WORK INSTRUCTIONS — Every line in the entries that holds "data" should be identified and copied.

RECORDS PROVIDED —
··········
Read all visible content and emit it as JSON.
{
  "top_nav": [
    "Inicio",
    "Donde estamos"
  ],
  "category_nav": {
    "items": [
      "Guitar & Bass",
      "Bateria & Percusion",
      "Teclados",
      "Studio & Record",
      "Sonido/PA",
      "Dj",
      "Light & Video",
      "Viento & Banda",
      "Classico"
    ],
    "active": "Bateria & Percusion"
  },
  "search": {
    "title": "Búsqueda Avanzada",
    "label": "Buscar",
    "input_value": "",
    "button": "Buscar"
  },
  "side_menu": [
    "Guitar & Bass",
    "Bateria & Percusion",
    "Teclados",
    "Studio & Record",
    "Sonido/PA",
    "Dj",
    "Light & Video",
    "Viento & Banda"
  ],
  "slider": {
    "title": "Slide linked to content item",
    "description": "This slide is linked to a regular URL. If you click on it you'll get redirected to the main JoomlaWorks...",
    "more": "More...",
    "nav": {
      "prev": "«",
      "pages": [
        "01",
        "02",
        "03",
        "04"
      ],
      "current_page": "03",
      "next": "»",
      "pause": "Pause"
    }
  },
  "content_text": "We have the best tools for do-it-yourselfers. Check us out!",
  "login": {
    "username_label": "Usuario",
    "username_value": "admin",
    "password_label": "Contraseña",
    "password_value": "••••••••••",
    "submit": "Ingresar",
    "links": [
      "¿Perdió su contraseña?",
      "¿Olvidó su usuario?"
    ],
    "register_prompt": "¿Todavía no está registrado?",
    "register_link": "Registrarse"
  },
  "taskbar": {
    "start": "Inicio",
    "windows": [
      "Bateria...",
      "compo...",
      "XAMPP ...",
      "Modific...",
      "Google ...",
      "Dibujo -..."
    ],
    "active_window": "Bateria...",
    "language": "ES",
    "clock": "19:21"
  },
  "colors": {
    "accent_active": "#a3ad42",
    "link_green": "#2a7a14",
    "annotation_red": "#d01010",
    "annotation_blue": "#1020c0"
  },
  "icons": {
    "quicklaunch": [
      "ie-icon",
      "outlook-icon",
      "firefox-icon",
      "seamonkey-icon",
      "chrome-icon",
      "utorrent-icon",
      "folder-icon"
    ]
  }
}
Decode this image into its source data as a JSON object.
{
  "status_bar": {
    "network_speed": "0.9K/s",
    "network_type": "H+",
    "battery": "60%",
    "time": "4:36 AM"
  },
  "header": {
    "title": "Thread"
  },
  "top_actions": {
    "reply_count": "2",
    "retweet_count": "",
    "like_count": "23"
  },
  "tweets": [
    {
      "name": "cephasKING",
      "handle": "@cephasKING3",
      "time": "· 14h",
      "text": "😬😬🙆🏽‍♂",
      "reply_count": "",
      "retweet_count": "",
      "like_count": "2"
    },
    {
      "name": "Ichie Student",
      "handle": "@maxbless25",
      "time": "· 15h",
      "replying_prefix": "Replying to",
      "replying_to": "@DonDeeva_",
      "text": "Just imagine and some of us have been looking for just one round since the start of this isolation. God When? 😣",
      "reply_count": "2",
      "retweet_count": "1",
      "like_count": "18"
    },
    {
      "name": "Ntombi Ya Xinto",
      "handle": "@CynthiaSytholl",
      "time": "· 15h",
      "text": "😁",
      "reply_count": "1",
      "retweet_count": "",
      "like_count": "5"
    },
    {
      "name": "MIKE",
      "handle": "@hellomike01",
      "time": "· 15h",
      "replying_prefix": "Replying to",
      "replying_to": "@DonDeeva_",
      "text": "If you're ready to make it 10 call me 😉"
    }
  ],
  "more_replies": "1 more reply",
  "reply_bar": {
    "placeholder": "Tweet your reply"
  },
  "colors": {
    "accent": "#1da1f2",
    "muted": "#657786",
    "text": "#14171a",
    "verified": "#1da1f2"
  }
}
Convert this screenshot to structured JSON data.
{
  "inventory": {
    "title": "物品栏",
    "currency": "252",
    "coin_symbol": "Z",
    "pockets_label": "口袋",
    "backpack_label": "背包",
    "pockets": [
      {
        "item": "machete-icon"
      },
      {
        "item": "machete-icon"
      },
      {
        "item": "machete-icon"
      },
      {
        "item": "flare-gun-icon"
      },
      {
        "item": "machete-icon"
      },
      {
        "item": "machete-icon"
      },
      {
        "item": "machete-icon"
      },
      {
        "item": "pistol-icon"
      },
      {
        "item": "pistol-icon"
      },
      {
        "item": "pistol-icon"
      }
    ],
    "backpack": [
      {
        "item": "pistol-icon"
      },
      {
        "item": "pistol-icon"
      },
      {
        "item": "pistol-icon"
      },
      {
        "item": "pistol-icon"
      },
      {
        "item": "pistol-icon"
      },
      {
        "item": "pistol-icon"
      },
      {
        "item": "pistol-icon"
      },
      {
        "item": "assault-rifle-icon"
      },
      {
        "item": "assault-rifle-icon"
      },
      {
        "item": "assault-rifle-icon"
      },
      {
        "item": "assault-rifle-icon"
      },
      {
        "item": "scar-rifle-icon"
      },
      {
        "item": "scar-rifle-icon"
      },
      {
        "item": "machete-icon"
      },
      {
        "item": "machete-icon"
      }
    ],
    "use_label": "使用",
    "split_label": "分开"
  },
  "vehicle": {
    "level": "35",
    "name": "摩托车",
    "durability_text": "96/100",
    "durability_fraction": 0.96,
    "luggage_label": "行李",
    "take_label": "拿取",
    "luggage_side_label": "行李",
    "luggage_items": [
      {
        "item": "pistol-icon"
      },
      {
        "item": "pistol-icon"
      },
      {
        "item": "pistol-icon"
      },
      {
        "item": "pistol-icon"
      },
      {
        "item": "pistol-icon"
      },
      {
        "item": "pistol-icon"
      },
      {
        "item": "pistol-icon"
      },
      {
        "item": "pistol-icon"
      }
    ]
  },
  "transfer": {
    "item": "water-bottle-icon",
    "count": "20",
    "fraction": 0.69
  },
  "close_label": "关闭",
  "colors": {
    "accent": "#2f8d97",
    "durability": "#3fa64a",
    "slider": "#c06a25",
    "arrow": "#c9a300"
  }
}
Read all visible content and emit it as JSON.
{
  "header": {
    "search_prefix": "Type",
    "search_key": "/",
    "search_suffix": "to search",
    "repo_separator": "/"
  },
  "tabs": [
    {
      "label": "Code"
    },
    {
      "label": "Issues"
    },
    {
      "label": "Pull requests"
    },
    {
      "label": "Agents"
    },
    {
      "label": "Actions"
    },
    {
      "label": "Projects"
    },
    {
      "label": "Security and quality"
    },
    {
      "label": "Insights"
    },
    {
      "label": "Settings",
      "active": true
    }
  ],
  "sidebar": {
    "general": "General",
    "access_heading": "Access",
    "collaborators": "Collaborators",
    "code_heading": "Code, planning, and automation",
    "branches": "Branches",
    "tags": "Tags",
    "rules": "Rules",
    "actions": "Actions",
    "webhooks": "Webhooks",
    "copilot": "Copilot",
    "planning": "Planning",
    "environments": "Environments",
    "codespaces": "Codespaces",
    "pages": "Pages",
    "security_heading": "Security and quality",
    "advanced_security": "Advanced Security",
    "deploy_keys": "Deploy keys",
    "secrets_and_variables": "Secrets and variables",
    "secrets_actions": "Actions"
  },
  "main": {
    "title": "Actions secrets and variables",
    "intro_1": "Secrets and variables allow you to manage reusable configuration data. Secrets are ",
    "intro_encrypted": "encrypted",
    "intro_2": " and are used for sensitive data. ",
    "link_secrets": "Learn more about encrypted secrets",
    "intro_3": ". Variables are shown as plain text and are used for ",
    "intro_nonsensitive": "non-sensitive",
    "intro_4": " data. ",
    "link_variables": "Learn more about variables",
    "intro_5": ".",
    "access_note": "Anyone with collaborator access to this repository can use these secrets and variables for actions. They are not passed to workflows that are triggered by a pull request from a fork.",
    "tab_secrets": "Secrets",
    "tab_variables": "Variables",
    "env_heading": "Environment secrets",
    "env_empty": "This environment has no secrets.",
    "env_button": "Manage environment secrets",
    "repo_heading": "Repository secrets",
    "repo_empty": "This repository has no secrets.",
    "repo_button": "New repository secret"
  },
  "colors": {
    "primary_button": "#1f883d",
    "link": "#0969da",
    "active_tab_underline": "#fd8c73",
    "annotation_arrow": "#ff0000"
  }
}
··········
ANSWER SECTION —
Decode this image into its source data as a JSON object.
Convert this screenshot to structured JSON data.
    "intro_1": "Secrets and variables allow you to manage reusable configuration data. Secrets are ",
    "intro_2": " and are used for sensitive data. ",
    "intro_4": " data. ",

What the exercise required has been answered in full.